======== Exercise input ========
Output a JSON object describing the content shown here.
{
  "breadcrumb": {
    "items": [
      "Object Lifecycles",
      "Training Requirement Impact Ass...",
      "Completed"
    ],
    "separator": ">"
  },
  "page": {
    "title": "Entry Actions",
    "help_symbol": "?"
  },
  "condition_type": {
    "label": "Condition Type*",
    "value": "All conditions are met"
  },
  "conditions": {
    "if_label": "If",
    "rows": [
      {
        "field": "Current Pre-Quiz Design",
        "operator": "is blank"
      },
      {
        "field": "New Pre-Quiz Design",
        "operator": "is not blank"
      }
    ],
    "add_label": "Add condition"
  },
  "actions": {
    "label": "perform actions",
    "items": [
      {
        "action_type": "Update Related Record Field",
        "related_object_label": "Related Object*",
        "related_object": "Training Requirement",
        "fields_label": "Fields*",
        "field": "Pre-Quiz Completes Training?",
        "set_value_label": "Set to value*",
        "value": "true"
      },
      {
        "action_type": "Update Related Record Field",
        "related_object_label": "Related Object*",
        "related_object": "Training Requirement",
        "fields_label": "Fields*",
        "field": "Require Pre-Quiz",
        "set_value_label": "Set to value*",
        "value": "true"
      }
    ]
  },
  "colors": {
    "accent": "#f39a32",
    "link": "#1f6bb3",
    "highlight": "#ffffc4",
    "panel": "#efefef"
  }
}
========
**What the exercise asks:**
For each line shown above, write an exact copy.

**Task answer:**
Output a JSON object describing the content shown here.
{
  "breadcrumb": {
    "items": [
      "Object Lifecycles",
      "Training Requirement Impact Ass...",
      "Completed"
    ],
    "separator": ">"
  },
  "page": {
    "title": "Entry Actions",
    "help_symbol": "?"
  },
  "condition_type": {
    "label": "Condition Type*",
    "value": "All conditions are met"
  },
  "conditions": {
    "if_label": "If",
    "rows": [
      {
        "field": "Current Pre-Quiz Design",
        "operator": "is blank"
      },
      {
        "field": "New Pre-Quiz Design",
        "operator": "is not blank"
      }
    ],
    "add_label": "Add condition"
  },
  "actions": {
    "label": "perform actions",
    "items": [
      {
        "action_type": "Update Related Record Field",
        "related_object_label": "Related Object*",
        "related_object": "Training Requirement",
        "fields_label": "Fields*",
        "field": "Pre-Quiz Completes Training?",
        "set_value_label": "Set to value*",
        "value": "true"
      },
      {
        "action_type": "Update Related Record Field",
        "related_object_label": "Related Object*",
        "related_object": "Training Requirement",
        "fields_label": "Fields*",
        "field": "Require Pre-Quiz",
        "set_value_label": "Set to value*",
        "value": "true"
      }
    ]
  },
  "colors": {
    "accent": "#f39a32",
    "link": "#1f6bb3",
    "highlight": "#ffffc4",
    "panel": "#efefef"
  }
}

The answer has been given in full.